My counter-argument is that one good standard is better than two. Apple has already gone all-in on USB-C for Macs, so why make us mess around with two different connectors for different devices?
Since I got my MacBook Pro, and swapped out all my USB-A cables for USB-C versions, I love the fact that I have fewer cables to carry around. Whenever a new gadget is announced, I immediately look to see whether it has a USB-C port, and give a silent cheer when it does.
I look forward to the day when all I need carry is a USB-C to USB-C cable to be able to charge any device, and connect any two devices together. That’s the benefit.
One cable to do it all is elegant. The type of elegance for which Apple is famed. So let’s have an elegant solution.
It needn’t be expensive
I know adapters are an expense and a pain, especially when it’s a dock rather than a cable. But honestly, I don’t think it’s that big a deal. When I swapped out all my USB-A cables, I probably spent forty bucks. A pretty small additional cost for a Mac that cost a hundred times as much.

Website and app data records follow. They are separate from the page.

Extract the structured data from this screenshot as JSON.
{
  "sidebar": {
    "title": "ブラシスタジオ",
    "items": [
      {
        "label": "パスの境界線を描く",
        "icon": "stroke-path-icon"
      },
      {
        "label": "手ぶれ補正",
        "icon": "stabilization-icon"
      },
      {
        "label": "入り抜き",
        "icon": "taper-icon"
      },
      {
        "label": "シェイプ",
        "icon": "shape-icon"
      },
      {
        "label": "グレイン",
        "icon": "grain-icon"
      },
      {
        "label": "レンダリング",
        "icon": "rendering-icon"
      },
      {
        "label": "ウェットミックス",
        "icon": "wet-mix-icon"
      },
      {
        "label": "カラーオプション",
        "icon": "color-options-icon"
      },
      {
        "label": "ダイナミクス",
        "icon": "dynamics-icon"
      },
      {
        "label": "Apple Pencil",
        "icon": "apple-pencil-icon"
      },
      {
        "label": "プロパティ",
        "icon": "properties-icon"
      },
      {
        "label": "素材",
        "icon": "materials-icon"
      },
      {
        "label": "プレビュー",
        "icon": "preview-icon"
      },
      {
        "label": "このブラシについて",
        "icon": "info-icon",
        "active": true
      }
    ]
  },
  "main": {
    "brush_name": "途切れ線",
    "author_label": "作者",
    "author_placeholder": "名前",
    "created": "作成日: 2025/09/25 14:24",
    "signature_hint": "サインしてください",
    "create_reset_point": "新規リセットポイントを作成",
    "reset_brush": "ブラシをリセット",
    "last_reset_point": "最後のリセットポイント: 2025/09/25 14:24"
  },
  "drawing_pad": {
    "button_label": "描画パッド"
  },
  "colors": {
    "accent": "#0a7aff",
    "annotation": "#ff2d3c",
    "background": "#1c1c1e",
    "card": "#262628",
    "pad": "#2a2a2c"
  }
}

And because both Lightning and USB-C are small and neat, so too are adapters. Five or six bucks each isn’t a big deal as a way of making the transition from two standards to one.

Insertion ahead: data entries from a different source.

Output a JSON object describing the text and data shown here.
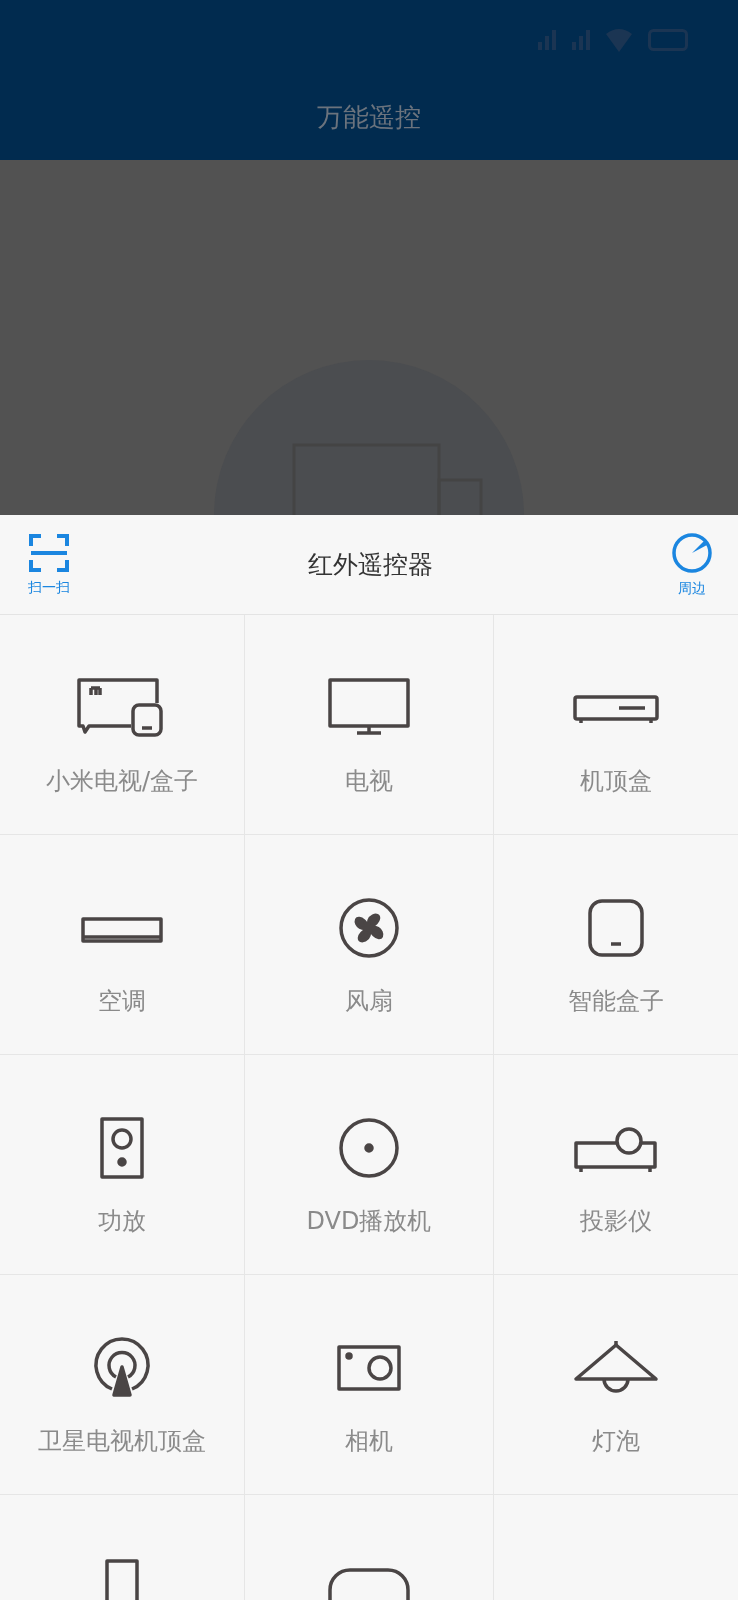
{
  "app_bar": {
    "title": "万能遥控"
  },
  "sheet": {
    "title": "红外遥控器",
    "scan_button": {
      "label": "扫一扫"
    },
    "nearby_button": {
      "label": "周边"
    }
  },
  "devices": [
    {
      "label": "小米电视/盒子",
      "kind": "mitv"
    },
    {
      "label": "电视",
      "kind": "tv"
    },
    {
      "label": "机顶盒",
      "kind": "settopbox"
    },
    {
      "label": "空调",
      "kind": "aircon"
    },
    {
      "label": "风扇",
      "kind": "fan"
    },
    {
      "label": "智能盒子",
      "kind": "smartbox"
    },
    {
      "label": "功放",
      "kind": "amplifier"
    },
    {
      "label": "DVD播放机",
      "kind": "dvd"
    },
    {
      "label": "投影仪",
      "kind": "projector"
    },
    {
      "label": "卫星电视机顶盒",
      "kind": "satellite"
    },
    {
      "label": "相机",
      "kind": "camera"
    },
    {
      "label": "灯泡",
      "kind": "lamp"
    },
    {
      "kind": "tall"
    },
    {
      "kind": "pill"
    }
  ]
}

I know adapters aren’t a perfect solution. For a car dock, for example, the phone is going to sit higher in the cradle. Same with any speaker docks. But good car docks have interchangeable adapters anyway, and most of us are using wireless speakers these days.
Change my view
So that’s my view. A single standard is elegant. It’s convenient. And it’s inevitable – it’s a question of when rather than if. So I think it makes sense to do it with this year’s iPhones rather than prolong the agony.
Over to you … and please read the guidelines if you haven’t already. Thanks!
Response to comments
Again, many thanks for all the comments, and for respecting the spirit of CMV.
There were three main counterarguments made, in addition to the obvious drawback I highlighted in the piece. First, that Lightning is more robust than USB-C in the sense that the tab is on the cable rather than in the port, so in the event that it fails, it would simply require a new cable rather than an iPhone/iPad repair. That’s certainly a valid point, though likely an edge case.
Second, that the USB-C slot is physically larger than the Lightning one, so would limit Apple’s continued ambitions to make devices ever slimmer. That’s also true, though the difference is rather small.
But for me the most persuasive point you made is that Apple’s trajectory is away from physical ports altogether, as with the headphone socket. With wireless charging and wireless data transfer, there is limited value to a wired connection, and it’s likely that Apple will, at some point, lose the port altogether.
Personally I’d argue that a wired connection will have value for many years years yet. For example, I use wireless charging at home, but wired charging when travelling, for maximum portability. But wireless charging pads will get smaller and faster, and Apple’s track record tells us it will probably make that transition earlier than other manufacturers. So then the question becomes: is a change in standard worthwhile given that it would be an interim step toward portless devices?
The answer to that really depends on how many years it will be before Apple drops the port altogether. If it’s three years or less, then it’s probably not worth the upheaval. Longer than that, and I’d say it is. Only Apple knows the answer to that, so we’ll need to wait for some time before we know whether you’ve changed my view …